Project manager Jeffreys returned to the original proposal, including the purchasing of the public spaces for $202,000; he continued to sell council on the benefits of additional employee housing in Willits at affordable rental prices.  

Both Jeffreys and Corbin detailed how the parking issues at Willits, which has been noted by many Willits residents, are mainly management and enforcement issues, instead of a lack of public spaces, and that original approvals for this building would build over 90 bedrooms and house many more people, many of them with cars.

“The alternative is much worse,” explained Jeffreys. “Parking is the biggest concern, and it will be a problem either way. Parking enforcement needs to align with reality.”

Jeffreys also noted that the original approval for the commercial space in the building used the public spaces around the building for parking, and that if the company removed the commercial from the space and built the rent-controlled units instead, then those public spaces designated for that commercial space should be reallocated to residential in the company's development proposal.

During public comments, the room remained as divided as it was two weeks ago.

Basaltine Carol Hawk voiced her opinion about the alternative proposal 2, with the underground parking, noting that it is “much more compatible” with the surrounding neighborhood. Resident Cathy Click, meanwhile, voiced her approval of the project and alternative one because it “encourages more mass transit.”

The council was just as divided. Council members Gary Tennenbaum and Bill Infante voiced their approval for alternative number one, which would allow SkiCo to use the public spaces instead of building underground parking.

“We need to see SkiCo and its employees as allies," said Infante.

Tennenbaum noted, “We asked developers to propose (affordable housing) project. I look at this as a project we should be encouraging.”

Mayor Whitsitt and council member Ryan Slack had different opinions. “I'm sad you brought alternative two when you didn't mean it.” Whitsitt later noted what other some other Basalt residents had also expressed: “Given the environment values SkiCo has, this should be (built) closer to Aspen.”
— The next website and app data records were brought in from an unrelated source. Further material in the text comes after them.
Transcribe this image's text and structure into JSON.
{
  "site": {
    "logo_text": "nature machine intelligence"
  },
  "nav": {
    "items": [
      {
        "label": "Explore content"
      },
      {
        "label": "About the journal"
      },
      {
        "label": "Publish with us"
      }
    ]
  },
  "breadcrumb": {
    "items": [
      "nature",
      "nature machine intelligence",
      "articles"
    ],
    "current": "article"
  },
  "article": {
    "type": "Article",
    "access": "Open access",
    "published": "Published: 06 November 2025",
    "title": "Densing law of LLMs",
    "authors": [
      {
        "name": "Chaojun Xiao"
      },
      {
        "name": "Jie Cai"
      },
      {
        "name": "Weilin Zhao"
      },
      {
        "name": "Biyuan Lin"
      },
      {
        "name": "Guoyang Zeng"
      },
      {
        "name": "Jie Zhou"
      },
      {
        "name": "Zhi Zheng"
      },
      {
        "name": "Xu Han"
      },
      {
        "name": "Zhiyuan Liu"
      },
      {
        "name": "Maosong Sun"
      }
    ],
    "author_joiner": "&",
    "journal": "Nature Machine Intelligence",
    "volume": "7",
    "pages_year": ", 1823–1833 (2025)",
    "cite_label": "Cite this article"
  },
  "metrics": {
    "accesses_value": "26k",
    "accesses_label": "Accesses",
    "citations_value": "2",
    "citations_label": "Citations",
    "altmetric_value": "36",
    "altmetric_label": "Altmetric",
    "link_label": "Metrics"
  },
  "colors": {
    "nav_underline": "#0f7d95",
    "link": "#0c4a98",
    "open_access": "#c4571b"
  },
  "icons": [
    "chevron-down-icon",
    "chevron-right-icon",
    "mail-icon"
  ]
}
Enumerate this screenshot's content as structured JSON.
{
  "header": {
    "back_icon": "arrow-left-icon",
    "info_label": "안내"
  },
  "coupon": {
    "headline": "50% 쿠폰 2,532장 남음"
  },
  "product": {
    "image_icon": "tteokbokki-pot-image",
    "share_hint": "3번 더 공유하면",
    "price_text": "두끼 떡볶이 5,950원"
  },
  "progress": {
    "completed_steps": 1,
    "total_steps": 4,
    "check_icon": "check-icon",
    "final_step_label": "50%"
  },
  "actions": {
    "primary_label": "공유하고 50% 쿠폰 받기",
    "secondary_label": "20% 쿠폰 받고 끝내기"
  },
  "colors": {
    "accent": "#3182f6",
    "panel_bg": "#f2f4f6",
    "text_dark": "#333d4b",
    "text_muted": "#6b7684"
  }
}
Council member Tennenbaum offered a motion for approval of alternative one. The vote deadlocked at 2-2 and will now appear again before Basalt Town Council on June 11 when additional council members are anticipated to be present.